Cloud Computing & Software as a Service

Software as a Service is an instantiation of cloud service. Cloud computing provides access to unlimited amount of digital resources anytime, anyplace, anywhere, and for everyone. If a software is installed on one’s local system, and one can access it only through one’s own device interface, then this software is termed as in-house software. We can say the same thing about the corporate-wide software installations as well. When the same software is provided from an online server and you can access it through some thin client, then this instance becomes a Software-as-a-Service (SaaS). Since in Cloud computing a software itself becomes a resource, hence the definition.

A bit of History

It all started back in the 1960s. In 1960 IBM opened up its mainframe systems to provide time-sharing and utility computing to some banks. At that time IBM introduced computing power and databases provisioning through those systems. The delivery model from the perspective of Application Service Provider was kicked in back in the 1990s. Hosting providers started supplies decoupled machines hosting user applications. At that time one could have access to websites running on hosting service provider’s systems using e.g. HTTP.

From 2000 onward, we saw a marked increase in internet connection bandwidths and computing power. So many of the companies starting migrating their software to data centres. They opened up the pay-as-you-go model, and this led to high demand for SaaS applications. And now we see SaaS everywhere e.g. Gmail, Youtube, Facebook, CRMs, Google Docs, Microsoft Drive/Office etc.

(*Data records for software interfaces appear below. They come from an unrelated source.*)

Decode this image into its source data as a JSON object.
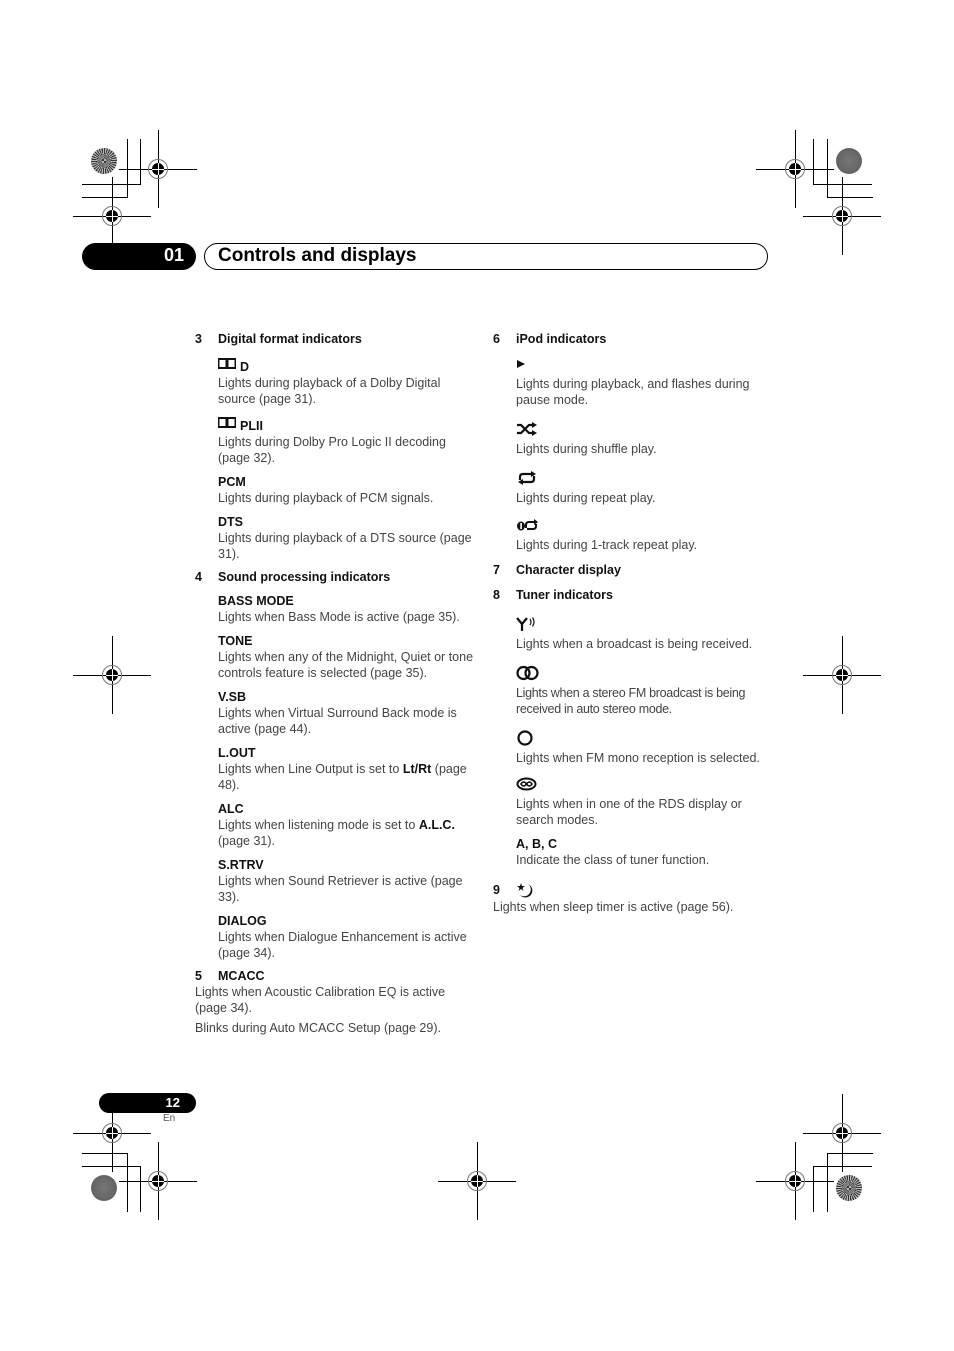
{
  "header": {
    "chapter_number": "01",
    "chapter_title": "Controls and displays"
  },
  "left_column": {
    "sections": [
      {
        "number": "3",
        "title": "Digital format indicators",
        "items": [
          {
            "icon": "dolby-double-d-icon",
            "label": "D",
            "desc": "Lights during playback of a Dolby Digital source (page 31)."
          },
          {
            "icon": "dolby-double-d-icon",
            "label": "PLII",
            "desc": "Lights during Dolby Pro Logic II decoding (page 32)."
          },
          {
            "label": "PCM",
            "desc": "Lights during playback of PCM signals."
          },
          {
            "label": "DTS",
            "desc": "Lights during playback of a DTS source (page 31)."
          }
        ]
      },
      {
        "number": "4",
        "title": "Sound processing indicators",
        "items": [
          {
            "label": "BASS MODE",
            "desc": "Lights when Bass Mode is active (page 35)."
          },
          {
            "label": "TONE",
            "desc": "Lights when any of the Midnight, Quiet or tone controls feature is selected (page 35)."
          },
          {
            "label": "V.SB",
            "desc": "Lights when Virtual Surround Back mode is active (page 44)."
          },
          {
            "label": "L.OUT",
            "desc_pre": "Lights when Line Output is set to ",
            "desc_bold": "Lt/Rt",
            "desc_post": " (page 48)."
          },
          {
            "label": "ALC",
            "desc_pre": "Lights when listening mode is set to ",
            "desc_bold": "A.L.C.",
            "desc_post": " (page 31)."
          },
          {
            "label": "S.RTRV",
            "desc": "Lights when Sound Retriever is active (page 33)."
          },
          {
            "label": "DIALOG",
            "desc": "Lights when Dialogue Enhancement is active (page 34)."
          }
        ]
      },
      {
        "number": "5",
        "title": "MCACC",
        "paragraphs": [
          "Lights when Acoustic Calibration EQ is active (page 34).",
          "Blinks during Auto MCACC Setup (page 29)."
        ]
      }
    ]
  },
  "right_column": {
    "sections": [
      {
        "number": "6",
        "title": "iPod indicators",
        "items": [
          {
            "icon": "play-icon",
            "desc": "Lights during playback, and flashes during pause mode."
          },
          {
            "icon": "shuffle-icon",
            "desc": "Lights during shuffle play."
          },
          {
            "icon": "repeat-icon",
            "desc": "Lights during repeat play."
          },
          {
            "icon": "repeat-one-icon",
            "desc": "Lights during 1-track repeat play."
          }
        ]
      },
      {
        "number": "7",
        "title": "Character display"
      },
      {
        "number": "8",
        "title": "Tuner indicators",
        "items": [
          {
            "icon": "antenna-signal-icon",
            "desc": "Lights when a broadcast is being received."
          },
          {
            "icon": "stereo-icon",
            "desc": "Lights when a stereo FM broadcast is being received in auto stereo mode."
          },
          {
            "icon": "mono-icon",
            "desc": "Lights when FM mono reception is selected."
          },
          {
            "icon": "rds-icon",
            "desc": "Lights when in one of the RDS display or search modes."
          },
          {
            "label": "A, B, C",
            "desc": "Indicate the class of tuner function."
          }
        ]
      },
      {
        "number": "9",
        "icon": "sleep-timer-icon",
        "paragraphs": [
          "Lights when sleep timer is active (page 56)."
        ]
      }
    ]
  },
  "footer": {
    "page_number": "12",
    "language": "En"
  }
}
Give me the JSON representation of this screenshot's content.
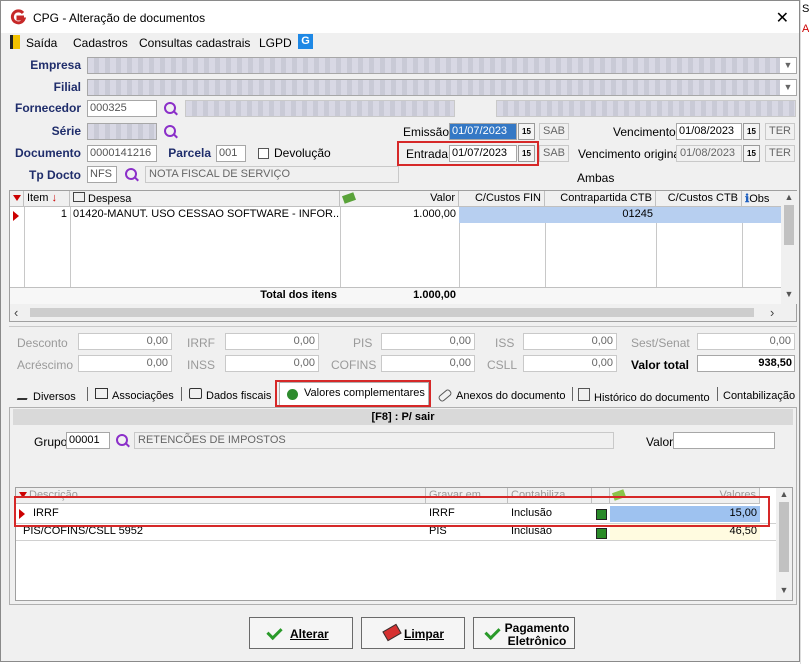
{
  "window": {
    "title": "CPG - Alteração de documentos",
    "close": "✕"
  },
  "bg_fragments": [
    "S",
    "A"
  ],
  "menu": [
    "Saída",
    "Cadastros",
    "Consultas cadastrais",
    "LGPD"
  ],
  "labels": {
    "empresa": "Empresa",
    "filial": "Filial",
    "fornecedor": "Fornecedor",
    "serie": "Série",
    "documento": "Documento",
    "parcela": "Parcela",
    "devolucao": "Devolução",
    "tp_docto": "Tp Docto",
    "emissao": "Emissão",
    "entrada": "Entrada",
    "vencimento": "Vencimento",
    "vencimento_original": "Vencimento original",
    "ambas": "Ambas"
  },
  "fields": {
    "fornecedor_code": "000325",
    "documento": "0000141216",
    "parcela": "001",
    "tp_docto_code": "NFS",
    "tp_docto_desc": "NOTA FISCAL DE SERVIÇO",
    "emissao": "01/07/2023",
    "emissao_day": "SAB",
    "entrada": "01/07/2023",
    "entrada_day": "SAB",
    "vencimento": "01/08/2023",
    "vencimento_day": "TER",
    "vencimento_original": "01/08/2023",
    "vencimento_original_day": "TER",
    "cal_icon": "15"
  },
  "items_grid": {
    "headers": [
      "Item",
      "Despesa",
      "Valor",
      "C/Custos FIN",
      "Contrapartida CTB",
      "C/Custos CTB",
      "Obs"
    ],
    "rows": [
      {
        "item": "1",
        "despesa": "01420-MANUT. USO CESSAO SOFTWARE - INFOR...",
        "valor": "1.000,00",
        "contrapartida": "01245"
      }
    ],
    "total_label": "Total dos itens",
    "total_value": "1.000,00"
  },
  "taxes": {
    "desconto": "Desconto",
    "acrescimo": "Acréscimo",
    "irrf": "IRRF",
    "inss": "INSS",
    "pis": "PIS",
    "cofins": "COFINS",
    "iss": "ISS",
    "csll": "CSLL",
    "sest": "Sest/Senat",
    "valor_total": "Valor total",
    "v_desconto": "0,00",
    "v_acrescimo": "0,00",
    "v_irrf": "0,00",
    "v_inss": "0,00",
    "v_pis": "0,00",
    "v_cofins": "0,00",
    "v_iss": "0,00",
    "v_csll": "0,00",
    "v_sest": "0,00",
    "v_total": "938,50"
  },
  "tabs": [
    "Diversos",
    "Associações",
    "Dados fiscais",
    "Valores complementares",
    "Anexos do documento",
    "Histórico do documento",
    "Contabilização"
  ],
  "panel": {
    "header": "[F8] : P/ sair",
    "grupo_label": "Grupo",
    "grupo_code": "00001",
    "grupo_desc": "RETENCÕES DE IMPOSTOS",
    "valor_label": "Valor"
  },
  "values_grid": {
    "headers": [
      "Descrição",
      "Gravar em",
      "Contabiliza",
      "Valores"
    ],
    "rows": [
      {
        "descricao": "IRRF",
        "gravar": "IRRF",
        "contabiliza": "Inclusão",
        "valor": "15,00"
      },
      {
        "descricao": "PIS/COFINS/CSLL 5952",
        "gravar": "PIS",
        "contabiliza": "Inclusão",
        "valor": "46,50"
      }
    ]
  },
  "buttons": {
    "alterar": "Alterar",
    "limpar": "Limpar",
    "pagamento_1": "Pagamento",
    "pagamento_2": "Eletrônico"
  },
  "colors": {
    "label_blue": "#1f2d6b",
    "highlight_red": "#d62828",
    "selection_blue": "#3478c5",
    "search_purple": "#8b2fc9"
  }
}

Choosing the right SaaS provider

You should ask some important questions while choosing the cloud provider which provides the SaaS app for you. You can search for such questions as

  • Is there some demo?
  • Who else is using it, and what are the testimonials. It would be great if you can talk to some of their clients
  • What kind of Service-Level Agreements do they provide? Were there any performance issues in the past? If there were any performance related issues then how did they tackle that? Have they ever had a Distributed Denial of Service attack? How did they mitigate it? What about past vulnerabilities in their software.
  • If we pay for a subscription-based model, and for some reason we lose some data or a form of control then what kind of price protection they offer? If it’s a contractual subscription e.g. annual or monthly then what would be the early exit mechanism?
  • How can I configure the software to meet my needs? Can I configure access rights for some of my personal data? What about privacy?
  • What about the robustness of the SaaS solution? SaaS solutions are somewhat less robust than their on-premise counterparts. Take e.g. Google Docs & Microsoft 365, which run in a browser, and have limitations of the browser. There is a huge investment going on in the browser space especially in terms of javascript engines. One of the prime reason for such investments is the seamless robustness provisioning of SaaS applications, compared to on-premise ones.
  • Vendor lock-in had been an issue for so long. And still many players in the market do believe it to be a solid reason to not go for a SaaS provisioning solution. One has to ask a question of how much autonomy that SaaS provider provides?
SaaS’s traditional features

The following are some of the important features that come to mind

  • Pay as you go model – relaxed subscriptions – flexible pricing – saving money on software licensing – cutting cost on maintenance and harder provisioning – American dream equivalent of Developers dream
  • Application customization and configuration – single update to one code base will reflect in all thin clients – fast and accelerated feature delivery model – only hold features that you need – even though sometimes micro management poses some issues but the SaaS provisioning is getting richer day by day and those issues are now being addressed seamlessly
  • What kind of Service-Level Agreements do they provide? Were there any performance issues in the past? If there were any performance related issues then how did they tackle that? Have they ever had a Distributed Denial of Service attack? How did they mitigate it? What about past vulnerabilities in their software.
  • Open integration protocols for interfacing, orchestration, and feature enrichment – JSON, RESTful APIs, SOAP APIs, ATOM, XML etc
  • Decoupling computation, storage, and networking from user’s own platform
  • On-demand Scalability
  • Cashflow optimization in the context of business finance accounting
Service Oriented Architecture & SaaS

In essence, Service Oriented Architecture powers the SaaS applications (whether we know it or not). In fact, SOA was one of the enablers of Web 2.0. Previously non-SaaS software was called traditional software (perhaps still), and we can compare both of them together. But SoA itself has already made SaaS a tradition for the modern world. An SOA is primarily defined as

 

Service-Oriented Architecture (SOA) is an architectural style that supports service-orientation.

Service-orientation is a way of thinking in terms of services and service-based development and the outcomes of services.

service is a logical representation of a repeatable business activity that has a specified outcome (e.g., check customer credit, provide weather data, consolidate drilling reports), is self-contained, may be composed of other services, and is a “black box” to consumers of the service

Conclusion

Given above definition, a SaaS has certain attributes which completely reflect SOA. E.g. a SaaS has a standardized service contract, it has autonomy, usability, abstraction, composability, and loose-coupling.